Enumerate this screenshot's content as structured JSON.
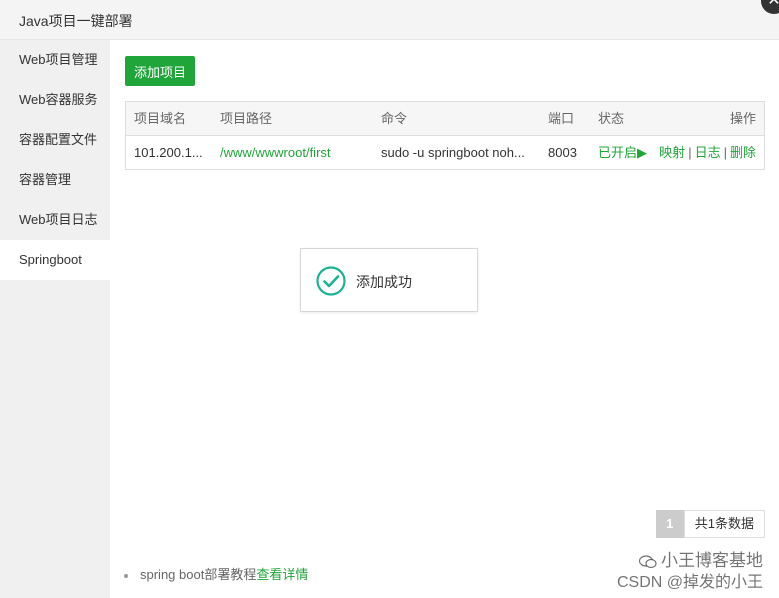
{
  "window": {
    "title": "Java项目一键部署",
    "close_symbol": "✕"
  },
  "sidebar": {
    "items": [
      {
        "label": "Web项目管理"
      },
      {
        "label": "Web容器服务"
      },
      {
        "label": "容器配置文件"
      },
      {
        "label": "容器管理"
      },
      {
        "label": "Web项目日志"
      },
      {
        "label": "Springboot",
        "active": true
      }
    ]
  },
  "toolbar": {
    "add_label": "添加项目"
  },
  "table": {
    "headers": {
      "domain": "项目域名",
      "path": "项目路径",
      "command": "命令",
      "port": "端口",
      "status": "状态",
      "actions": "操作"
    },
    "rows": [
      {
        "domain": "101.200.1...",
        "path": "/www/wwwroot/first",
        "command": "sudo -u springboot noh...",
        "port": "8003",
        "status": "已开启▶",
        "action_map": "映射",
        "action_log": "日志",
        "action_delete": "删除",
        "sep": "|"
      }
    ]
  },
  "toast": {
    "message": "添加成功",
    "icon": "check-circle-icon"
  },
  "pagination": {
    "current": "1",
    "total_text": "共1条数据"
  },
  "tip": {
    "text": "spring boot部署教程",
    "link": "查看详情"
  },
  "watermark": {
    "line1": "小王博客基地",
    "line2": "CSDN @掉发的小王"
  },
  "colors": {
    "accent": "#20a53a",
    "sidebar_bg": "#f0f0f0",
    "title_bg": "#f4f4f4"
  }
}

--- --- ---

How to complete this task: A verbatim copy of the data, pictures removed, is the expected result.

Response:
Enumerate this screenshot's content as structured JSON.
{
  "window": {
    "title": "Java项目一键部署",
    "close_symbol": "✕"
  },
  "sidebar": {
    "items": [
      {
        "label": "Web项目管理"
      },
      {
        "label": "Web容器服务"
      },
      {
        "label": "容器配置文件"
      },
      {
        "label": "容器管理"
      },
      {
        "label": "Web项目日志"
      },
      {
        "label": "Springboot",
        "active": true
      }
    ]
  },
  "toolbar": {
    "add_label": "添加项目"
  },
  "table": {
    "headers": {
      "domain": "项目域名",
      "path": "项目路径",
      "command": "命令",
      "port": "端口",
      "status": "状态",
      "actions": "操作"
    },
    "rows": [
      {
        "domain": "101.200.1...",
        "path": "/www/wwwroot/first",
        "command": "sudo -u springboot noh...",
        "port": "8003",
        "status": "已开启▶",
        "action_map": "映射",
        "action_log": "日志",
        "action_delete": "删除",
        "sep": "|"
      }
    ]
  },
  "toast": {
    "message": "添加成功",
    "icon": "check-circle-icon"
  },
  "pagination": {
    "current": "1",
    "total_text": "共1条数据"
  },
  "tip": {
    "text": "spring boot部署教程",
    "link": "查看详情"
  },
  "watermark": {
    "line1": "小王博客基地",
    "line2": "CSDN @掉发的小王"
  },
  "colors": {
    "accent": "#20a53a",
    "sidebar_bg": "#f0f0f0",
    "title_bg": "#f4f4f4"
  }
}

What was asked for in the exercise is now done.